Ms. Alley’s Organic Liaison seems to be nothing more than a spurious line of products – the same products she’s been going on and on about for years (including while still heavy on her since-cancelled reality show, which aired long before “Dancing with the Stars”). In fact, in 2009 she appeared on Oprah proclaiming, “I’ve lost 20 pounds in the last five weeks,” crediting her Organic Liaisons.
If Organic Liaisons really works, why didn’t Ms. Alley lose weight years before 2011 when she appeared on “Dancing with the Stars?”
Clearly, one of the reasons that Ms. Alley lost weight was due to the movement and exercise (a key component of weight reduction) she endured while going through the rigorous physical requirements that “Dancing with the Stars” demands. And this is really something to celebrate and learn from. But instead of talking about that, she’s babbling about her ‘premier weight loss products and dietary supplements designed to optimize your weight-loss results.’
Yeah, uh-huh. And I’m a Size 4.
Taking off – and keeping off – the excess weight requires no magical elixirs, no magic wand and no constant chatter about “Improving lives organically.” At the end of the day, it’s about eating less, moving more, getting enough rest and drinking plenty of water.
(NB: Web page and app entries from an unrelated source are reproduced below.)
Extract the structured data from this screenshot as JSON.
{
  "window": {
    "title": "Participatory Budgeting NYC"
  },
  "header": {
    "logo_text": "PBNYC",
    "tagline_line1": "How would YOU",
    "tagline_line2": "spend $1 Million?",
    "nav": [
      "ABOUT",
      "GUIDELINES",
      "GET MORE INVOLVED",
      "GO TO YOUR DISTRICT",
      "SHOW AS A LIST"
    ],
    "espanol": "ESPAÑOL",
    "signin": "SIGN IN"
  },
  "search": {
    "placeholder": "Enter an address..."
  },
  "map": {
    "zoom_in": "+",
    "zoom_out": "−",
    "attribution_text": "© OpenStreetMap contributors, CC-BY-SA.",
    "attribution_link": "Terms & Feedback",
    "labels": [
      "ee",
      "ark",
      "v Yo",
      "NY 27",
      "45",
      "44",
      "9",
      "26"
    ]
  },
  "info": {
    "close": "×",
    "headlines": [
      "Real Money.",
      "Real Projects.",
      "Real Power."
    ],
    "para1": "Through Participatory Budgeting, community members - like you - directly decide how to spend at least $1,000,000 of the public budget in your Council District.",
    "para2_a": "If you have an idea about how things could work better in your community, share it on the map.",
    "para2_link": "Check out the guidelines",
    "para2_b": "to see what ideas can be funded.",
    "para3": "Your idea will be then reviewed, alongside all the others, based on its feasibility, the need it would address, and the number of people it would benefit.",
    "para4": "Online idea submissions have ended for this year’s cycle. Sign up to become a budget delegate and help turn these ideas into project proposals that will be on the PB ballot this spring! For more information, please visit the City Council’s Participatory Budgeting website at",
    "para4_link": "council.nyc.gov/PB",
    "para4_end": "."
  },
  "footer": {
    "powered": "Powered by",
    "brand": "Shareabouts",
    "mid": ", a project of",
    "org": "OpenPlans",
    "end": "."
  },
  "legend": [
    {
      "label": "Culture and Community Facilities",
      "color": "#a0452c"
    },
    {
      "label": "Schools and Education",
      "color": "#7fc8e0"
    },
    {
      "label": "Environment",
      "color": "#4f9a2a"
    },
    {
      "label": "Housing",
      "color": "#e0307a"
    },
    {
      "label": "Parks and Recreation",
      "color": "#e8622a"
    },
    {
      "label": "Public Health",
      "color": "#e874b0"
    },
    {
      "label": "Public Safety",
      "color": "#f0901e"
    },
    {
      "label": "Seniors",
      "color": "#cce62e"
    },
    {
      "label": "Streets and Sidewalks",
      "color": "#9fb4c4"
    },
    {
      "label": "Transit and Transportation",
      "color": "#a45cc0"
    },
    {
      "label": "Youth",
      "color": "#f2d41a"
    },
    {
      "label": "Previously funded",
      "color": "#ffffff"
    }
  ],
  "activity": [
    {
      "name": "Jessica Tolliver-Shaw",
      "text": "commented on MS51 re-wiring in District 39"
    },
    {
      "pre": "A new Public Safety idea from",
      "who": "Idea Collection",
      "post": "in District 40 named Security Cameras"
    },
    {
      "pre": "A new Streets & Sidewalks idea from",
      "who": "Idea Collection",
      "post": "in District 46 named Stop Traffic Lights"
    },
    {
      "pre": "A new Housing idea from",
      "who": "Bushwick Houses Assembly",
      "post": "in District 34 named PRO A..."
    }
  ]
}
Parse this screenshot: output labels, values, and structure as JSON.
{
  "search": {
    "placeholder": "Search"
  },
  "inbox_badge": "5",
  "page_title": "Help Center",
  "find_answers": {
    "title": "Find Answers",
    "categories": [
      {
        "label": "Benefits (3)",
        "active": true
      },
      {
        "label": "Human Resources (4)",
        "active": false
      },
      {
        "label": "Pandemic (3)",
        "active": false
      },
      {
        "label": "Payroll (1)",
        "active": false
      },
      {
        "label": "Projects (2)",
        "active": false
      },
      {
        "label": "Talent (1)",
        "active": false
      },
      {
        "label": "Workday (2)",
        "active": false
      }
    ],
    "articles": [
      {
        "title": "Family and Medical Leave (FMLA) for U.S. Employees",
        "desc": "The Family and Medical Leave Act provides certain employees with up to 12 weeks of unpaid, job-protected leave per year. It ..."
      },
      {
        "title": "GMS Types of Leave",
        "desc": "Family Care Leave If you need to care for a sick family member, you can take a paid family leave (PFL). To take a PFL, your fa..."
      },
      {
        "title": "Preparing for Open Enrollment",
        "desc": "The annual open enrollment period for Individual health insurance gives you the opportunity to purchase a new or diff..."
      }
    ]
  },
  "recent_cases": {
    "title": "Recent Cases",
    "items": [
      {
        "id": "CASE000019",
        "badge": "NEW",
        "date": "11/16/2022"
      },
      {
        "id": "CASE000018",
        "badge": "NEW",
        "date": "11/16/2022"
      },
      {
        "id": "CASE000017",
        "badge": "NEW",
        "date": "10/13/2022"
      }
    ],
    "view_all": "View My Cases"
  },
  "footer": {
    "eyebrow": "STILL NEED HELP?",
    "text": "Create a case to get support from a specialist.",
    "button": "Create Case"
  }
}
In other words, it’s about adopting a healthy lifestyle.
In my experience, overly marketed shortcuts demean a dieter’s efforts and are created to bilk money out of the dieting community. Fact of the matter is, there are no shortcuts when it comes to getting healthy.
It makes me sad that Ms. Alley continues to come across as so inauthentic. She doesn’t seem to be being true to herself, which is likely one of the reasons we’ve seen her bounce up and down the scale for the past decade. Authenticity is key to curing what ails you. It’s about owning up to your part in it and then making real, lasting changes that result in healthy, permanent weight loss (and true success). It also means treating achievements with respect and reverence. In other words, the newly thin Ms. Alley might do better just to sit with her achievement for a while – especially given her history of gaining, losing, regaining and so on. Why not just be still, appreciative and graceful in the moment instead of trying to sell fellow dieters her ‘premier weight loss products and dietary supplements designed to optimize your weight-loss results.’
When I was in college, I had a teacher who required us to keep a journal that she would review from time to time. My entries continually went on and on about wanting to lose weight (page after page). This, even as I got bigger and bigger while going to school. I was all talk, no results.
At the end of the semester, this teacher added an entry to my journal. In it, she suggested that when I was truly ready to lose weight, that I consider not announcing it to the world, but only to myself. To make it a quiet – even somewhat sacred – decision; one that would elicit action rather than words. Although it took a few more years for this to really ‘click,’ her advice resonated with me then – and still does to this day. Since that time I have always strived to be authentic – not only to myself, but also to those around me.
It all comes down to grace – on or off the dance floor. And these days, Ms. Alley is showing anything but.